**Assignment:** Without changing a word, repeat the data, and include no pictures.

*** Dataset records ***

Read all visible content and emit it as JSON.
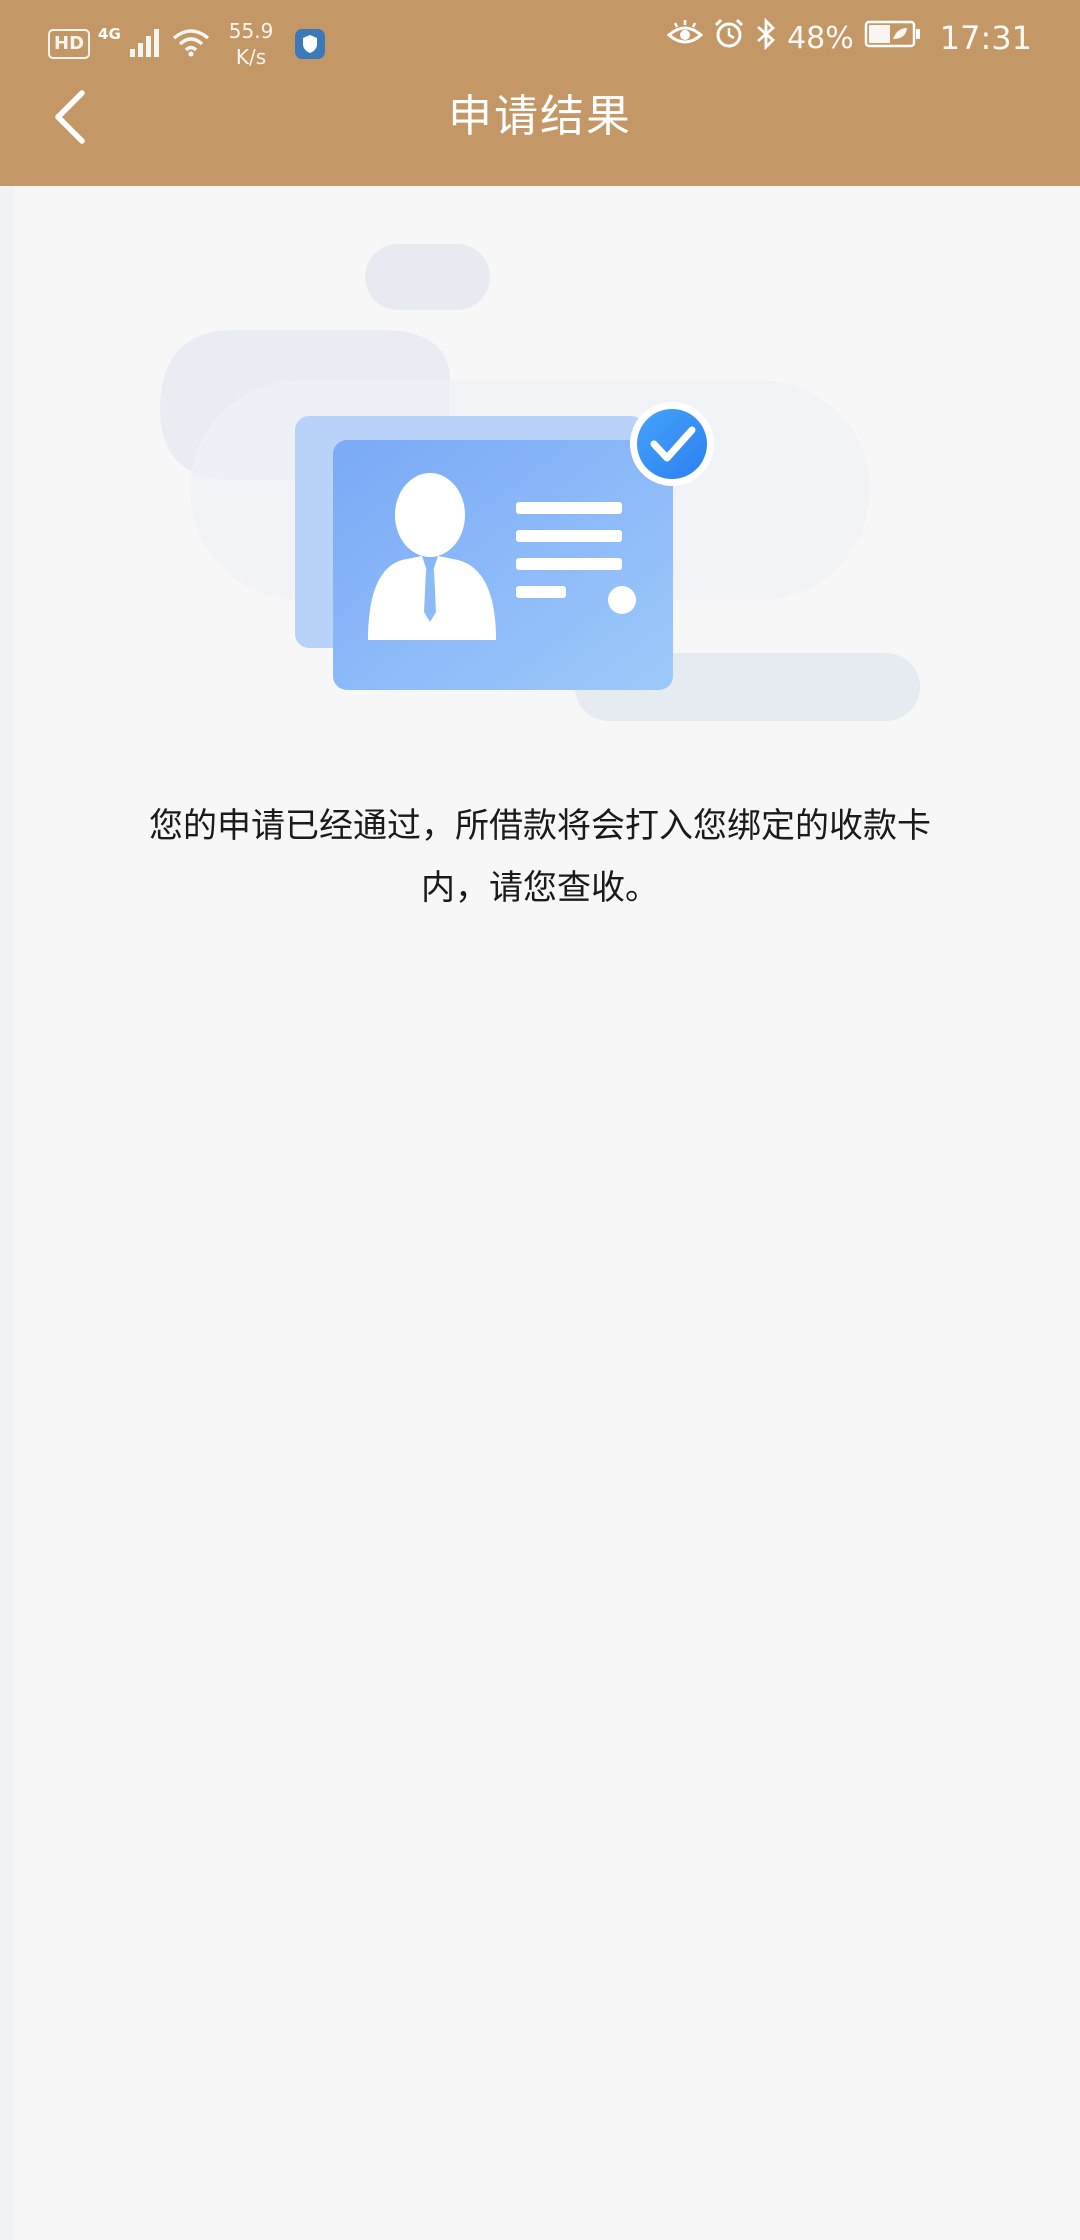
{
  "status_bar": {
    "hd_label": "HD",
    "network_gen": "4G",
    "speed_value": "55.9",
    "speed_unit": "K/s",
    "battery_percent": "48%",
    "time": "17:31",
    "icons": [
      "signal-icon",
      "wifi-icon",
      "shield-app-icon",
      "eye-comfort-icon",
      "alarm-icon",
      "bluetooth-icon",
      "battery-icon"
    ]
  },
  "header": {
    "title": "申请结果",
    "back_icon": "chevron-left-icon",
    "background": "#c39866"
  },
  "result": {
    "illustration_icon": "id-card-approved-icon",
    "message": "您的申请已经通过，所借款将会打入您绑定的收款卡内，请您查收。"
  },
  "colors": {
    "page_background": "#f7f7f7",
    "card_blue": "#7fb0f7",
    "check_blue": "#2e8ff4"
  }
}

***

**Answer section:**
Read all visible content and emit it as JSON.
{
  "status_bar": {
    "hd_label": "HD",
    "network_gen": "4G",
    "speed_value": "55.9",
    "speed_unit": "K/s",
    "battery_percent": "48%",
    "time": "17:31",
    "icons": [
      "signal-icon",
      "wifi-icon",
      "shield-app-icon",
      "eye-comfort-icon",
      "alarm-icon",
      "bluetooth-icon",
      "battery-icon"
    ]
  },
  "header": {
    "title": "申请结果",
    "back_icon": "chevron-left-icon",
    "background": "#c39866"
  },
  "result": {
    "illustration_icon": "id-card-approved-icon",
    "message": "您的申请已经通过，所借款将会打入您绑定的收款卡内，请您查收。"
  },
  "colors": {
    "page_background": "#f7f7f7",
    "card_blue": "#7fb0f7",
    "check_blue": "#2e8ff4"
  }
}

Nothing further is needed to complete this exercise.